Sheikh Hasina says Bangladesh can neither forget nor forgive the 1971 atrocities committed by Pak

Bangladesh can neither forget nor forgive the 1971 atrocities committed by Pakistan against the people of then East Pakistan, Prime Minister Sheikh Hasina told Pakistan High Commissioner to Dhaka Imran Ahmed Siddiqui at her official residence Ganabhaban.

Siddiqui paid a visit to Hasina on Thursday.

“<a href="https://indianarrative.com/videos/international-day-of-genocide-bangladesh-genocide-1971-38131.html" target="_blank" rel="noopener noreferrer">The incidents of 1971</a> can’t be forgotten. The pain will remain there forever,” she said when Pakistan High Commissioner to Dhaka Imran Ahmed Siddiqui met her at her official residence Ganabhaban, the Dhaka Tribune reported.

This is not the first time Hasina has hit out at Pakistan on the 1971 atrocities. Earlier in 2017 Hasina, speaking at the United Nation, she had recalled how the Pakistani Army launched a "heinous" military operation in 1971 which led to a “genocide,” killing of three million innocent people.

According to Banglapedia, the national encyclopaedia of Bangladesh, “no definite survey has yet been made to ascertain the exact number of people killed by the Pakistan army. Immediately after the War of Liberation, it was estimated to be as high as three million. The genocide committed by the Pakistan army is one of the worst holocausts in world history.”

The ghastly episode started at the midnight of 25 March 1971 when the Pakistan army cordoned Peelkhana, the headquarters of the east pakistan rifles (EPR), Rajarbagh police barracks, and the Ansar headquarters at Khilgaon.

“Pakistani forces surrounded Dhaka city with tanks and other military vehicles. Truck loads of army men spread out through the city streets for stamping out all civil resistance. At midnight, the Dhaka University halls of residence and the staff quarters were attacked with tanks and armoured vehicles. A number of teachers, students and officials of the University were killed. A number of buildings including some newspaper offices in Dhaka were battered with mortar shells. Many people were burnt alive in the houses set on fire. Various parts of old Dhaka, including Hindu majority Mahallas such as Shankhari Patti and Tantibazar came under mortar shells,” Banglapedia has documented.
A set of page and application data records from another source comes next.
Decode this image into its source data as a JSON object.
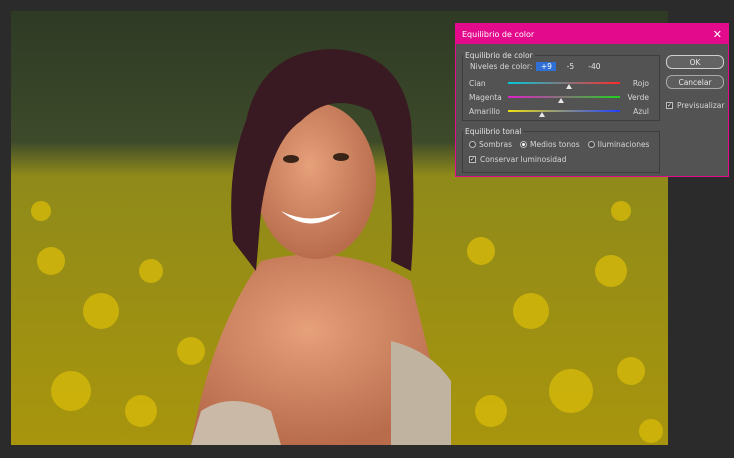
{
  "dialog": {
    "title": "Equilibrio de color",
    "color_balance_group": "Equilibrio de color",
    "levels_label": "Niveles de color:",
    "levels": [
      "+9",
      "-5",
      "-40"
    ],
    "sliders": [
      {
        "left": "Cian",
        "right": "Rojo",
        "value": 9
      },
      {
        "left": "Magenta",
        "right": "Verde",
        "value": -5
      },
      {
        "left": "Amarillo",
        "right": "Azul",
        "value": -40
      }
    ],
    "tone_group": "Equilibrio tonal",
    "tones": {
      "shadows": "Sombras",
      "midtones": "Medios tonos",
      "highlights": "Iluminaciones",
      "selected": "Medios tonos"
    },
    "preserve_luminosity": "Conservar luminosidad",
    "ok": "OK",
    "cancel": "Cancelar",
    "preview": "Previsualizar"
  },
  "colors": {
    "accent": "#e40a8c",
    "dialog_bg": "#535353",
    "app_bg": "#2b2b2b"
  }
}
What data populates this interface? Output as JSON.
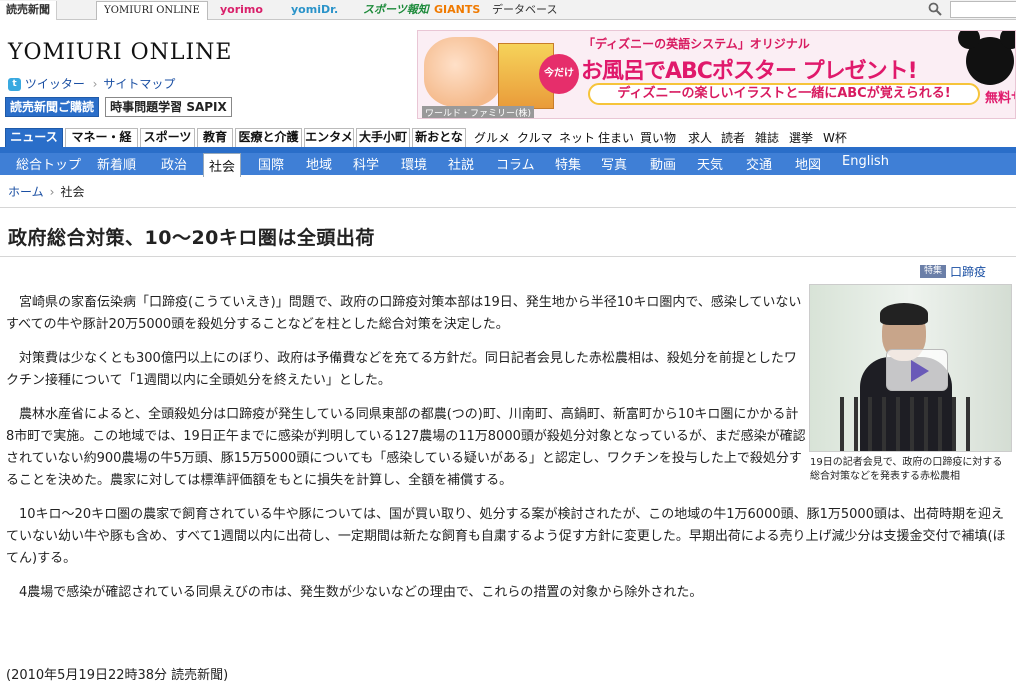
{
  "sitebar": {
    "tabs": [
      "読売新聞",
      "YOMIURI ONLINE",
      "yorimo",
      "yomiDr.",
      "スポーツ報知",
      "GIANTS",
      "データベース"
    ]
  },
  "header": {
    "logo": "YOMIURI ONLINE",
    "twitter": "ツイッター",
    "sitemap": "サイトマップ",
    "subscribe": "読売新聞ご購読",
    "sapix": "時事問題学習 SAPIX"
  },
  "banner": {
    "tagline": "「ディズニーの英語システム」オリジナル",
    "badge": "今だけ",
    "headline": "お風呂でABCポスター プレゼント!",
    "sub": "ディズニーの楽しいイラストと一緒にABCが覚えられる!",
    "free": "無料サン",
    "credit": "ワールド・ファミリー(株)"
  },
  "categories": {
    "tabs": [
      "ニュース",
      "マネー・経済",
      "スポーツ",
      "教育",
      "医療と介護",
      "エンタメ",
      "大手小町",
      "新おとな"
    ],
    "links": [
      "グルメ",
      "クルマ",
      "ネット",
      "住まい",
      "買い物",
      "求人",
      "読者",
      "雑誌",
      "選挙",
      "W杯"
    ]
  },
  "nav": [
    "総合トップ",
    "新着順",
    "政治",
    "社会",
    "国際",
    "地域",
    "科学",
    "環境",
    "社説",
    "コラム",
    "特集",
    "写真",
    "動画",
    "天気",
    "交通",
    "地図",
    "English"
  ],
  "breadcrumb": {
    "home": "ホーム",
    "current": "社会"
  },
  "article": {
    "title": "政府総合対策、10～20キロ圏は全頭出荷",
    "tag_badge": "特集",
    "tag_name": "口蹄疫",
    "paragraphs": [
      "宮崎県の家畜伝染病「口蹄疫(こうていえき)」問題で、政府の口蹄疫対策本部は19日、発生地から半径10キロ圏内で、感染していないすべての牛や豚計20万5000頭を殺処分することなどを柱とした総合対策を決定した。",
      "対策費は少なくとも300億円以上にのぼり、政府は予備費などを充てる方針だ。同日記者会見した赤松農相は、殺処分を前提としたワクチン接種について「1週間以内に全頭処分を終えたい」とした。",
      "農林水産省によると、全頭殺処分は口蹄疫が発生している同県東部の都農(つの)町、川南町、高鍋町、新富町から10キロ圏にかかる計8市町で実施。この地域では、19日正午までに感染が判明している127農場の11万8000頭が殺処分対象となっているが、まだ感染が確認されていない約900農場の牛5万頭、豚15万5000頭についても「感染している疑いがある」と認定し、ワクチンを投与した上で殺処分することを決めた。農家に対しては標準評価額をもとに損失を計算し、全額を補償する。",
      "10キロ～20キロ圏の農家で飼育されている牛や豚については、国が買い取り、処分する案が検討されたが、この地域の牛1万6000頭、豚1万5000頭は、出荷時期を迎えていない幼い牛や豚も含め、すべて1週間以内に出荷し、一定期間は新たな飼育も自粛するよう促す方針に変更した。早期出荷による売り上げ減少分は支援金交付で補填(ほてん)する。",
      "4農場で感染が確認されている同県えびの市は、発生数が少ないなどの理由で、これらの措置の対象から除外された。"
    ],
    "dateline": "(2010年5月19日22時38分  読売新聞)",
    "photo_caption": "19日の記者会見で、政府の口蹄疫に対する総合対策などを発表する赤松農相"
  }
}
In March 2017, the Bangladesh Parliament passed a resolution to observe March 25 as <a href="https://indianarrative.com/videos/international-day-of-genocide-bangladesh-genocide-1971-38131.html" target="_blank" rel="noopener noreferrer">the Genocide Day</a>.

<strong>India’s role</strong>

Researchgate, a platform for research noted that “the contribution of Indian people, government and eventually armed forces are unforgettable fact of history. When Bangladeshi mass people were murdered by the military of Pakistan, India intervened and sent army to fight against Pakistani soldiers and supported freedom fighters.”

On 27 March 1971, late Prime Minister of India Indira Gandhi extended her full support to the neighbouring Bangladesh in its struggle for independence. “The Bangladesh-India border was opened to allow the Bangladeshi refugees safe shelter in India. The governments of West Bengal, Bihar, Assam, Meghalaya and Tripura established refugee camps along the border,” the research paper added..